Dairy farm family
gives up business
From The Marietta
Times, Saturday, May 7, 1977
By Adella Wacker, Times Staff Writer
the Willow Island Locks and Dam have nudged brothers Richard D., 54, and Donald
M. Brown, 52, out of the dairy business.
On April 26
Richard—Dick—paced in his muddy boots outside the milking parlor, watching
Newport Pike for a cattle truck. That
afternoon the last of the mostly-Guernsey dairy herd went for sale at the
Farmer’s Livestock market on Marietta’s
West Side: three for slaughter, 11 for dairy.
following morning Dick was able to sleep in, getting up at 6:30 a.m. instead of starting his day at 4:30, because for the first time in
36 years he would not have to worry about milking cows in the damp morning
Richard L., 24, helped load the Guernseys on
the auction truck at the Brown’s farmyard.
His wife Ruth Eloiuse watched.
Don’s daughter, Jayne Snell, took pictures.
Don was at work at American
Cyanamid Co., however. He has worked
there since the 1960s when construction on Willow Island
began. Dick also works at another job in

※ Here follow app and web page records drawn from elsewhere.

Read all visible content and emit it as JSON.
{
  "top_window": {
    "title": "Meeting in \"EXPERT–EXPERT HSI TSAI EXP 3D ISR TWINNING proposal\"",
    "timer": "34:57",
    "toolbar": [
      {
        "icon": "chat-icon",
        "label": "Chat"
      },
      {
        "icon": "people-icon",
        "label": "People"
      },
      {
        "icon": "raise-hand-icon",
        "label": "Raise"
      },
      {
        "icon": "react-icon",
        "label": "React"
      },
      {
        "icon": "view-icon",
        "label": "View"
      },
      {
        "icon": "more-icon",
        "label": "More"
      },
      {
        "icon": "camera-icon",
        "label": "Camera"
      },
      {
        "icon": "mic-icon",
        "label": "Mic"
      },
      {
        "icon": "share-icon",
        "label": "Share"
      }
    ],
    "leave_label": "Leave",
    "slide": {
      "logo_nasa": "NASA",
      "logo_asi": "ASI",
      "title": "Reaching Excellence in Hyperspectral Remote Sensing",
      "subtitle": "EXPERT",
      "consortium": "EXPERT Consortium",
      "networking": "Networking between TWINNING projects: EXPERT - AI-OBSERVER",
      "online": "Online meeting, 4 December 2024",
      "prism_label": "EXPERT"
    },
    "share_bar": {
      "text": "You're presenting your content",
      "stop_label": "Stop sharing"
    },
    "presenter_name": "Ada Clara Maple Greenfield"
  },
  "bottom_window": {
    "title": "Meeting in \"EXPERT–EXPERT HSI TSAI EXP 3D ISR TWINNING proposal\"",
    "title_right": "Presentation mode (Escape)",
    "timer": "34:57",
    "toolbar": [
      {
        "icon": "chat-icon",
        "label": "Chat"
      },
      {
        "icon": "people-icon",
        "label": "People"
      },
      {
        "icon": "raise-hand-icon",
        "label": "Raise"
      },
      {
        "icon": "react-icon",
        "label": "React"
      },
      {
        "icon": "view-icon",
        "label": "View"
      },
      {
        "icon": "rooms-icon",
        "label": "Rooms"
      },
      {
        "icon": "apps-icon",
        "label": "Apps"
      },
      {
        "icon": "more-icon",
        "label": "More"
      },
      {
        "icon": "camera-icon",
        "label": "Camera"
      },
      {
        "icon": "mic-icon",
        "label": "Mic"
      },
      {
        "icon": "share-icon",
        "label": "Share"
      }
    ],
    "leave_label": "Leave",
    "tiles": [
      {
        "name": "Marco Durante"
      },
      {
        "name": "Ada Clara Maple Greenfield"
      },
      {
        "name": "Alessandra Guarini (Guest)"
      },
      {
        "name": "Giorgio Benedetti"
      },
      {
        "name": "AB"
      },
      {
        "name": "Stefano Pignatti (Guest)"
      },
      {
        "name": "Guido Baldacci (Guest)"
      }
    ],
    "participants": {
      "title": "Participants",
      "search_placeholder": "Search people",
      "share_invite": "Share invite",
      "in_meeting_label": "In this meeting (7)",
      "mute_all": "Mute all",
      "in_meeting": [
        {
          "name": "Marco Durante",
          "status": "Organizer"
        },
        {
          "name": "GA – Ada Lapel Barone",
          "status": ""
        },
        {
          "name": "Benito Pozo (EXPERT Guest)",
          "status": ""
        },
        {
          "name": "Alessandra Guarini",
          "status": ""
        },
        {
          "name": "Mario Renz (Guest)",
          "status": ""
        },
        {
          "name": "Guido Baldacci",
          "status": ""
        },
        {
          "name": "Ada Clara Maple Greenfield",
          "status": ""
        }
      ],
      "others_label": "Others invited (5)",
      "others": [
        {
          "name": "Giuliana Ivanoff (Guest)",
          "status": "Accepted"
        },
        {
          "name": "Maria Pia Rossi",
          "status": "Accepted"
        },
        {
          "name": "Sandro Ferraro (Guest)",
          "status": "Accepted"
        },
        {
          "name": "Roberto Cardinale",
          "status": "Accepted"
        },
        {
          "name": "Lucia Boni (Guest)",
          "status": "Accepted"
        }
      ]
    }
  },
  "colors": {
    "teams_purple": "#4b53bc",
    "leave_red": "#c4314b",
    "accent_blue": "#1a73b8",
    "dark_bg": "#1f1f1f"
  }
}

addition to farming and milking. In
April he completed 30 years as a bus driver for the Marietta Local and Marietta City School District. He quit driving the Newport Pike bus route
and went to work full time in the bus garage.

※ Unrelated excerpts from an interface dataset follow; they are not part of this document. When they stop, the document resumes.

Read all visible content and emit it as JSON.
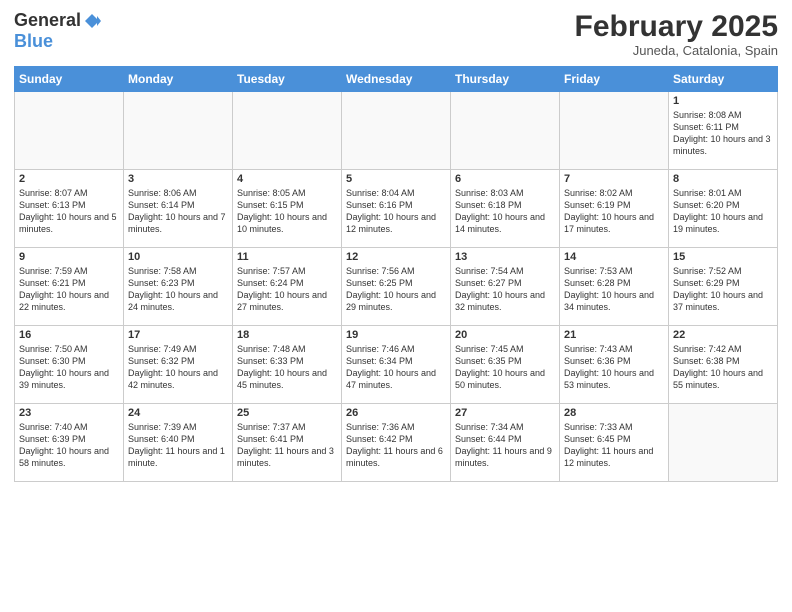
{
  "header": {
    "logo_general": "General",
    "logo_blue": "Blue",
    "title": "February 2025",
    "location": "Juneda, Catalonia, Spain"
  },
  "days_of_week": [
    "Sunday",
    "Monday",
    "Tuesday",
    "Wednesday",
    "Thursday",
    "Friday",
    "Saturday"
  ],
  "weeks": [
    [
      {
        "day": "",
        "info": ""
      },
      {
        "day": "",
        "info": ""
      },
      {
        "day": "",
        "info": ""
      },
      {
        "day": "",
        "info": ""
      },
      {
        "day": "",
        "info": ""
      },
      {
        "day": "",
        "info": ""
      },
      {
        "day": "1",
        "info": "Sunrise: 8:08 AM\nSunset: 6:11 PM\nDaylight: 10 hours and 3 minutes."
      }
    ],
    [
      {
        "day": "2",
        "info": "Sunrise: 8:07 AM\nSunset: 6:13 PM\nDaylight: 10 hours and 5 minutes."
      },
      {
        "day": "3",
        "info": "Sunrise: 8:06 AM\nSunset: 6:14 PM\nDaylight: 10 hours and 7 minutes."
      },
      {
        "day": "4",
        "info": "Sunrise: 8:05 AM\nSunset: 6:15 PM\nDaylight: 10 hours and 10 minutes."
      },
      {
        "day": "5",
        "info": "Sunrise: 8:04 AM\nSunset: 6:16 PM\nDaylight: 10 hours and 12 minutes."
      },
      {
        "day": "6",
        "info": "Sunrise: 8:03 AM\nSunset: 6:18 PM\nDaylight: 10 hours and 14 minutes."
      },
      {
        "day": "7",
        "info": "Sunrise: 8:02 AM\nSunset: 6:19 PM\nDaylight: 10 hours and 17 minutes."
      },
      {
        "day": "8",
        "info": "Sunrise: 8:01 AM\nSunset: 6:20 PM\nDaylight: 10 hours and 19 minutes."
      }
    ],
    [
      {
        "day": "9",
        "info": "Sunrise: 7:59 AM\nSunset: 6:21 PM\nDaylight: 10 hours and 22 minutes."
      },
      {
        "day": "10",
        "info": "Sunrise: 7:58 AM\nSunset: 6:23 PM\nDaylight: 10 hours and 24 minutes."
      },
      {
        "day": "11",
        "info": "Sunrise: 7:57 AM\nSunset: 6:24 PM\nDaylight: 10 hours and 27 minutes."
      },
      {
        "day": "12",
        "info": "Sunrise: 7:56 AM\nSunset: 6:25 PM\nDaylight: 10 hours and 29 minutes."
      },
      {
        "day": "13",
        "info": "Sunrise: 7:54 AM\nSunset: 6:27 PM\nDaylight: 10 hours and 32 minutes."
      },
      {
        "day": "14",
        "info": "Sunrise: 7:53 AM\nSunset: 6:28 PM\nDaylight: 10 hours and 34 minutes."
      },
      {
        "day": "15",
        "info": "Sunrise: 7:52 AM\nSunset: 6:29 PM\nDaylight: 10 hours and 37 minutes."
      }
    ],
    [
      {
        "day": "16",
        "info": "Sunrise: 7:50 AM\nSunset: 6:30 PM\nDaylight: 10 hours and 39 minutes."
      },
      {
        "day": "17",
        "info": "Sunrise: 7:49 AM\nSunset: 6:32 PM\nDaylight: 10 hours and 42 minutes."
      },
      {
        "day": "18",
        "info": "Sunrise: 7:48 AM\nSunset: 6:33 PM\nDaylight: 10 hours and 45 minutes."
      },
      {
        "day": "19",
        "info": "Sunrise: 7:46 AM\nSunset: 6:34 PM\nDaylight: 10 hours and 47 minutes."
      },
      {
        "day": "20",
        "info": "Sunrise: 7:45 AM\nSunset: 6:35 PM\nDaylight: 10 hours and 50 minutes."
      },
      {
        "day": "21",
        "info": "Sunrise: 7:43 AM\nSunset: 6:36 PM\nDaylight: 10 hours and 53 minutes."
      },
      {
        "day": "22",
        "info": "Sunrise: 7:42 AM\nSunset: 6:38 PM\nDaylight: 10 hours and 55 minutes."
      }
    ],
    [
      {
        "day": "23",
        "info": "Sunrise: 7:40 AM\nSunset: 6:39 PM\nDaylight: 10 hours and 58 minutes."
      },
      {
        "day": "24",
        "info": "Sunrise: 7:39 AM\nSunset: 6:40 PM\nDaylight: 11 hours and 1 minute."
      },
      {
        "day": "25",
        "info": "Sunrise: 7:37 AM\nSunset: 6:41 PM\nDaylight: 11 hours and 3 minutes."
      },
      {
        "day": "26",
        "info": "Sunrise: 7:36 AM\nSunset: 6:42 PM\nDaylight: 11 hours and 6 minutes."
      },
      {
        "day": "27",
        "info": "Sunrise: 7:34 AM\nSunset: 6:44 PM\nDaylight: 11 hours and 9 minutes."
      },
      {
        "day": "28",
        "info": "Sunrise: 7:33 AM\nSunset: 6:45 PM\nDaylight: 11 hours and 12 minutes."
      },
      {
        "day": "",
        "info": ""
      }
    ]
  ]
}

The U. S.
Army Corp of Engineers demanded 25 cropland acres from the Browns for the locks
and dam project in about 1966. “I just

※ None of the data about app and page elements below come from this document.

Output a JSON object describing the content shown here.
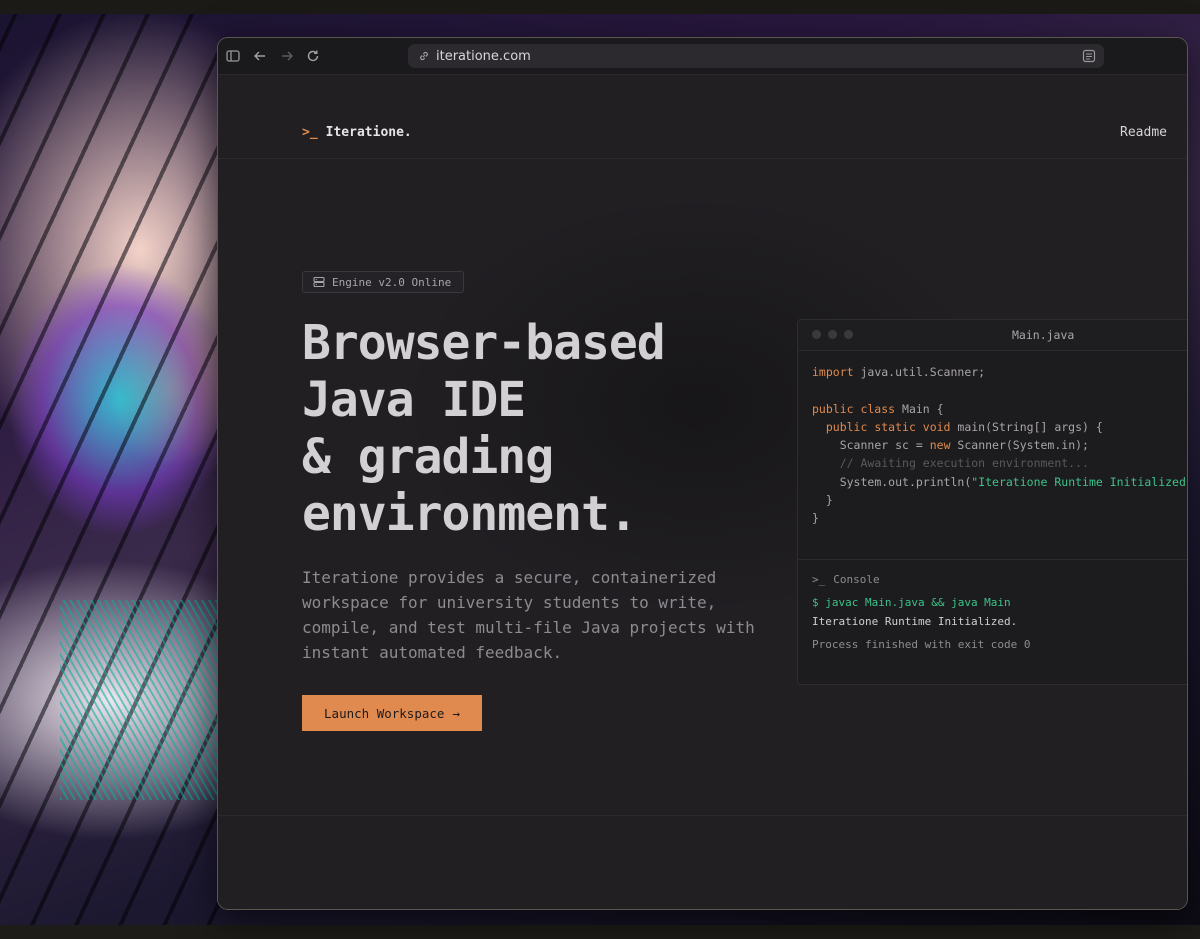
{
  "browser": {
    "url": "iteratione.com"
  },
  "nav": {
    "logo_prompt": ">_",
    "logo_text": "Iteratione.",
    "readme_label": "Readme"
  },
  "hero": {
    "badge": "Engine v2.0 Online",
    "title_lines": [
      "Browser-based",
      "Java IDE",
      "& grading",
      "environment."
    ],
    "description": "Iteratione provides a secure, containerized workspace for university students to write, compile, and test multi-file Java projects with instant automated feedback.",
    "cta_label": "Launch Workspace",
    "cta_arrow": "→"
  },
  "editor": {
    "filename": "Main.java",
    "code": {
      "l1_kw": "import",
      "l1_rest": " java.util.Scanner;",
      "l3_kw": "public class",
      "l3_rest": " Main {",
      "l4_kw": "public static void",
      "l4_rest": " main(String[] args) {",
      "l5_a": "Scanner sc = ",
      "l5_kw": "new",
      "l5_b": " Scanner(System.in);",
      "l6_comment": "// Awaiting execution environment...",
      "l7_a": "System.out.println(",
      "l7_str": "\"Iteratione Runtime Initialized.",
      "l8": "}",
      "l9": "}"
    },
    "console": {
      "label": "Console",
      "prompt": ">_",
      "command": "$ javac Main.java && java Main",
      "output": "Iteratione Runtime Initialized.",
      "exit": "Process finished with exit code 0"
    }
  },
  "colors": {
    "accent": "#e08a4f",
    "success": "#3ec28a",
    "background": "#211f22"
  },
  "icons": [
    "sidebar-icon",
    "back-arrow-icon",
    "forward-arrow-icon",
    "reload-icon",
    "link-icon",
    "reader-icon",
    "server-icon"
  ]
}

didn’t see how there was a living for the both of us,” said Don about his
decision to work outside the dairy farm.
“I knew we weren’t going to be able to have as many cows.”
remaining 260 acres along the Pike include a lot of woods, 30 acres of cropland
and 76 acres of pasture, Don estimates.
have enlarged their operation by buying feed rather than growing it, enlarging
the herd to 100 or more head and trying to make that way. As his wife Isabelle said, “You’ve got to be
into it pretty big if you’re going to make a living at it nowdays.”
could slowly go out of the business. The
brothers considered the dairy market, the size of their farm and their age, and
decided two or three years ago to let the size of their herd dwindle.
hate to see ’em go,” Isabelle said, “but we were going to have to start
replacing the herd.”
who lives with her husband in the original brick family home on the farm,
regrets seeing them go. Back from a
career as an airline stewardess based in Washington, D. C., she had just
learned how to make homemade butter.
She has stories
about like the time company representatives came to the Brown farm to
demonstrate the new Surge milker to area farmers and got their clean clothes
covered with mud and cow manure. Or
about the half-Brown Swiss and half-Hereford cow the Browns decided to
all agreed selling the dairy herd was the best thing.
a certain point in your life when you wonder if your husbands are going to have
to work this hard the rest of their lives,” said Isabelle.
thought along the same line: “I guess the older we got the less we felt like
putting in long hours….It takes a young man to do it all that.”
he will be able to take a little more vacation time. Don repeated a saying about dairy farmers
that pegged the situation: “One thing you know, you’re not going to need any
good clothes because you’re not going to go any place.”
the Brown’s say they had it better than most diary farmers. At least they could trade milking and farm
chores with each other. Between them
they had three sons who helped when they were at home. Don’s sons, Mark and John, have moved away.
brothers started out with Brown Swiss dairy cows. The family moved to the farm in 1938. Don was 16 and Dick, 18, when they began
dairying. Later they sold Golden
Guernsey milk to William Greenwood, Newport.
War II and Korea
were over and they returned home from the Navy, the brothers stepped up to a
Grade A operation. In 1965 the dairy
herd hit its peak with 53 head.
about 1966 when construction of the four-lane Ohio 7 highway began next to the Browns. A
year later, they moved the original Brown home across that highway, across from
the acres bought by the U.S. Army Corp of engineers to the other side of the
Pike. The brothers and their families
live in two other houses on the farm.
been about 10 years that the Willow Island Locks and Dam changed their scenery
on the river.
kind of bitter about it,” admits Don.